Lavender has been an officinal plant for a considerable time, though we have no certain accounts of it given by the ancients: its medicinal virtue resides in the essential oil, which is supposed to be a gentle corroberant and stimulant of the aromatic kind, [Bergius says, Virtus: nervina, resolvens, tonica, emmenagoga. Usus: externus. M. M. p. 513.] and is recommended in nervous debilities and various affections proceeding from a want of energy in the animal functions. According to Dr. Cullen, it is, "whether externally applied or given internally, a powerful stimulant to the nervous system; and among the others of this order, named Cephalics, the Lavender has a very good and perhaps the best title to it." And he further says, "it appears to me probable, that it will seldom go further than exciting the energy of the brain to a fuller impulse of the nervous power into the nerves of the animal functions, and seldom into those of the vital. It may however be with great propriety, that Professor Murray has dissuaded its use where there is any danger from a stimulus applied to the sanguiferous system. It is however still probable, that Lavender commonly stimulates the nervous system only, and therefore may be more safe in palsy than the warmer aromatics, especially if the Lavender be not given in a spirituous menstruum, or along with heating aromatics, which however is commonly done in the case of the spiritus lavendulae compositus." [Mat. Med. vol. ii. p. 148.] The officinal preparations of Lavender, are the essential oil, a simple spirit, and a compound tincture.

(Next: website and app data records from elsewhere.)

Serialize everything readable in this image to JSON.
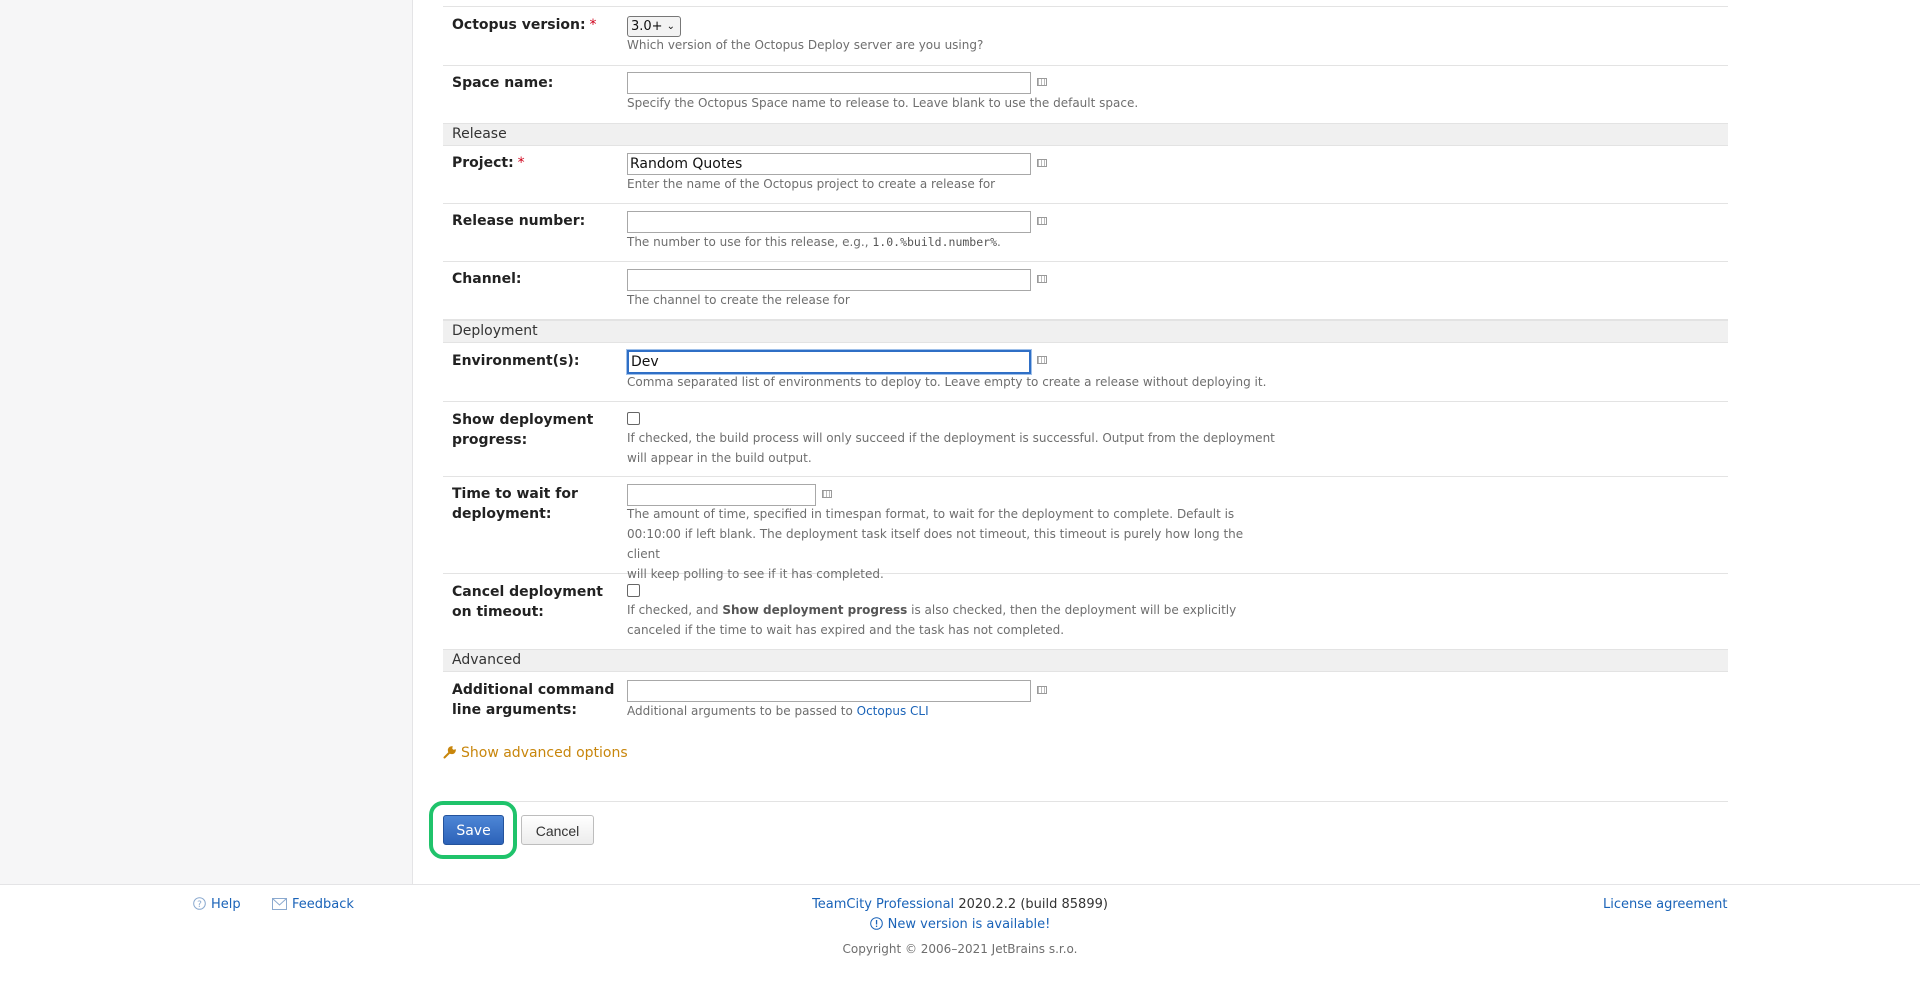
{
  "form": {
    "octopus_version": {
      "label": "Octopus version:",
      "required": "*",
      "value": "3.0+",
      "hint": "Which version of the Octopus Deploy server are you using?"
    },
    "space_name": {
      "label": "Space name:",
      "value": "",
      "hint": "Specify the Octopus Space name to release to. Leave blank to use the default space."
    },
    "release_section": "Release",
    "project": {
      "label": "Project:",
      "required": "*",
      "value": "Random Quotes",
      "hint": "Enter the name of the Octopus project to create a release for"
    },
    "release_number": {
      "label": "Release number:",
      "value": "",
      "hint_before": "The number to use for this release, e.g., ",
      "hint_code": "1.0.%build.number%",
      "hint_after": "."
    },
    "channel": {
      "label": "Channel:",
      "value": "",
      "hint": "The channel to create the release for"
    },
    "deployment_section": "Deployment",
    "environments": {
      "label": "Environment(s):",
      "value": "Dev",
      "hint": "Comma separated list of environments to deploy to. Leave empty to create a release without deploying it."
    },
    "show_progress": {
      "label_line1": "Show deployment",
      "label_line2": "progress:",
      "checked": false,
      "hint_line1": "If checked, the build process will only succeed if the deployment is successful. Output from the deployment",
      "hint_line2": "will appear in the build output."
    },
    "wait_time": {
      "label_line1": "Time to wait for",
      "label_line2": "deployment:",
      "value": "",
      "hint_line1": "The amount of time, specified in timespan format, to wait for the deployment to complete. Default is",
      "hint_line2": "00:10:00 if left blank. The deployment task itself does not timeout, this timeout is purely how long the client",
      "hint_line3": "will keep polling to see if it has completed."
    },
    "cancel_on_timeout": {
      "label_line1": "Cancel deployment",
      "label_line2": "on timeout:",
      "checked": false,
      "hint_line1_a": "If checked, and ",
      "hint_line1_b": "Show deployment progress",
      "hint_line1_c": " is also checked, then the deployment will be explicitly",
      "hint_line2": "canceled if the time to wait has expired and the task has not completed."
    },
    "advanced_section": "Advanced",
    "additional_args": {
      "label_line1": "Additional command",
      "label_line2": "line arguments:",
      "value": "",
      "hint": "Additional arguments to be passed to ",
      "hint_link": "Octopus CLI"
    },
    "show_advanced": "Show advanced options",
    "save_label": "Save",
    "cancel_label": "Cancel"
  },
  "footer": {
    "help": "Help",
    "feedback": "Feedback",
    "product": "TeamCity Professional",
    "version": "2020.2.2 (build 85899)",
    "new_version": "New version is available!",
    "license": "License agreement",
    "copyright": "Copyright © 2006–2021 JetBrains s.r.o."
  },
  "colors": {
    "accent": "#1a63b8",
    "highlight": "#1fc36b",
    "save": "#2c62b8",
    "required": "#d0021b",
    "advanced_link": "#c8860c"
  },
  "icons": [
    "parameter-picker-icon",
    "wrench-icon",
    "help-icon",
    "mail-icon",
    "info-icon",
    "chevron-down-icon"
  ]
}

Medical Botany, 1790-1794, was written by William Woodville, M. D., and illustrated by James Sowerby.